By ALBERTO M. PIEDRA (Editor’s Note: Alberto M. Piedra is the Donald E. Bently Professor of Political Economy, The Institute of Word Politics.) + + + “Man is more himself; man is more manlike, when joy is the fundamental thing in him, and grief the superficial. Melancholy should be an innocent interlude, a tender and fugitive frame of mind; praise should be the permanent pulsation of the soul. Pessimism is at best an emotional half-holiday; joy is the uproarious labor by which all things live” — G.K. Chesterton. + + + Few well-versed people in Church matters would deny the ever-increasing confusion within the Church about her teachings on Holy Matrimony, Holy Communion, and the moral law. His Eminence Raymond…Continue Reading

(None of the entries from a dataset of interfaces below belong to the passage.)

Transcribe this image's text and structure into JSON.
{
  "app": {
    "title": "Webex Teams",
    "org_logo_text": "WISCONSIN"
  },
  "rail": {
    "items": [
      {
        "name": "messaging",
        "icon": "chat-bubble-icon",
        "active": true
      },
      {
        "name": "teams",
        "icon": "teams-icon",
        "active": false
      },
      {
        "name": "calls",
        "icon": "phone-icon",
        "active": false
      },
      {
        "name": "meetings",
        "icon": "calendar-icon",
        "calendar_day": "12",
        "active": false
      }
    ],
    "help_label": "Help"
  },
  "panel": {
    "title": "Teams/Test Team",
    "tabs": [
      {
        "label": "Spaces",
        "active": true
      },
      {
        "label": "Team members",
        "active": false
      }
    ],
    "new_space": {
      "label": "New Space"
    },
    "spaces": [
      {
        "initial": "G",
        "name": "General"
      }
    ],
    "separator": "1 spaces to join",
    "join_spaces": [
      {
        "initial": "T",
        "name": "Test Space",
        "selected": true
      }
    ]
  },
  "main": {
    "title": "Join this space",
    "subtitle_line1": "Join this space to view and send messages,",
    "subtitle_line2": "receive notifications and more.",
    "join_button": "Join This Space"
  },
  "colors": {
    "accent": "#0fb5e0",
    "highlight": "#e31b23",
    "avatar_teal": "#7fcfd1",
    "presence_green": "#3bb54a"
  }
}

Joe Scheidler… The Embattled Warrior

September 3, 2017 Featured Today Comments Off on Joe Scheidler… The Embattled Warrior

By DONALD DeMARCO John Braine, author of Room at the Top, and one of Britain’s most successful novelists, provided a practical guide for aspiring novelists in his 1974 book, Writing a Novel. He advised that every novel should contain at least one highly improbably occurrence. I had never aspired to being a novelist, but was fascinated by this bit of advice. Life itself is much larger than a novel. Therefore, extraordinary coincidences should happen more often than once. I was at Chicago’s O’Hare Airport waiting for my connecting flight. I thought to myself, “Who would I like to meet at this moment among the eight million or so people who reside in greater Chicago?” I had a number of chance…Continue Reading

St. Adamnan Of Iona… Abbot, Author, And Human Rights Pioneer

September 2, 2017 Featured Today Comments Off on St. Adamnan Of Iona… Abbot, Author, And Human Rights Pioneer

By RAY CAVANAUGH St. Adamnan of Iona was an abbot and scholar who wrote enduring works of history and hagiography. But his most noble contribution was his AD 697 introduction of the Cain Adomnain, a code of laws that sought to ensure the safety of noncombatants (women, children, elderly, infirm, clerics, and others) in warfare. Remarkably ahead of their time, these laws predate the similarly intentioned Geneva Convention by more than twelve centuries. Adamnan’s feast day is September 23. He is also venerated in the Eastern Orthodox Church and the Scottish Episcopal Church. Very little is known of Adamnan’s early years other than that he was a native of Ireland’s County Donegal (the town of Raphoe is frequently mentioned) and…Continue Reading

Conscience Vs. State Laws… Culpable And Laudable Disobedience

September 1, 2017 Featured Today Comments Off on Conscience Vs. State Laws… Culpable And Laudable Disobedience

By ALICE VON HILDEBRAND My Dear Friend: Once again I am going to question your knowledge of ancient Greece. I assume that you have read Antigone — this great work of Sophocles – in which the heroine chooses to contravene the will of the tyrant, Creon (prohibiting the burial of her dead brother). The argument which she defends is that the unwritten laws of the gods should be obeyed for they are immutable and exist from all eternity (Antigone, 458). Creon’s Edict is not Zeus’ and Antigone’s conscience tells her that she can therefore override this purely human and illegitimate ordinance. She must obey the gods rather than man. Creon is outraged and condemns her to death and, as tragedy…Continue Reading